Supersport.co.za writer Gavin Rich made the point after another second half points scoring blitz at altitude by a New Zealand team, the Crusaders against the Cheetahs, was following the earlier second half romps by the Chiefs to secure draws against the Bulls and Cheetahs.

Rich said the ability of New Zealand sides proved their conditioning was superior to that of South African teams, a point that was made by Springboks coach Heyneke Meyer last year.

The Cheetahs had attempted to play the wider game against the Crusaders but ran out of puff by the 60th minute.

"You want to know why South African teams don't overnight change their playing style away from forward domination to the wider game played by the Kiwis?

"Well the reason was surely provided in Bloemfontein in this past weekend, as it was the week before," he said.

Rich pointed to the way the All Blacks had stormed to a win in last year's classic Rugby Championship finale at Ellis Park as another example, while the same had occurred a year earlier at Soccer City.

"When former All Black coach John Mitchell was coaching the Lions he got them to play a structured wide game and it won them a Currie Cup, but he did so by putting them through a conditioning programme that was considered so tough that it featured as one of the sparks for the events that eventually saw him part ways with that union."

However, Mitchell's legacy was the fact the Lions are still regarded as the fittest of South African teams, with the Sharks starting to push them.

Rich said it would be interesting to see how the Sharks go when on tour and playing a team like the Chiefs.

"As the Sharks have a significant number of Springboks, current national coach Heyneke Meyer will be watching with interest to see if one of his predecessors' [Jake White] hard work on the conditioning of the players has paid off.

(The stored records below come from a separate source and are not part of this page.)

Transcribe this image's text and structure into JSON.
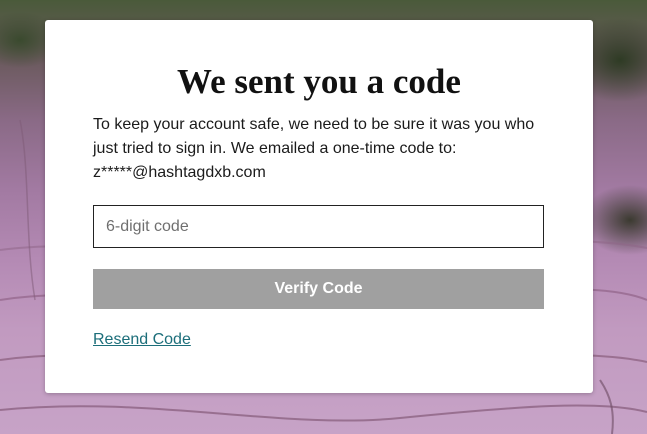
{
  "dialog": {
    "title": "We sent you a code",
    "message_line1": "To keep your account safe, we need to be sure it was you who",
    "message_line2": "just tried to sign in. We emailed a one-time code to:",
    "email": "z*****@hashtagdxb.com",
    "code_input": {
      "placeholder": "6-digit code",
      "value": ""
    },
    "verify_label": "Verify Code",
    "resend_label": "Resend Code"
  },
  "colors": {
    "button_bg": "#a0a0a0",
    "link": "#1c6e7a",
    "card_bg": "#ffffff"
  }
}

"Of course the Sharks aren't showing any signs of wanting to play it the New Zealand way at present, and are employing the suffocate and subdue before penetrating tactics that Meyer's team does when they aren't playing a Championship decider, so that will help," he said.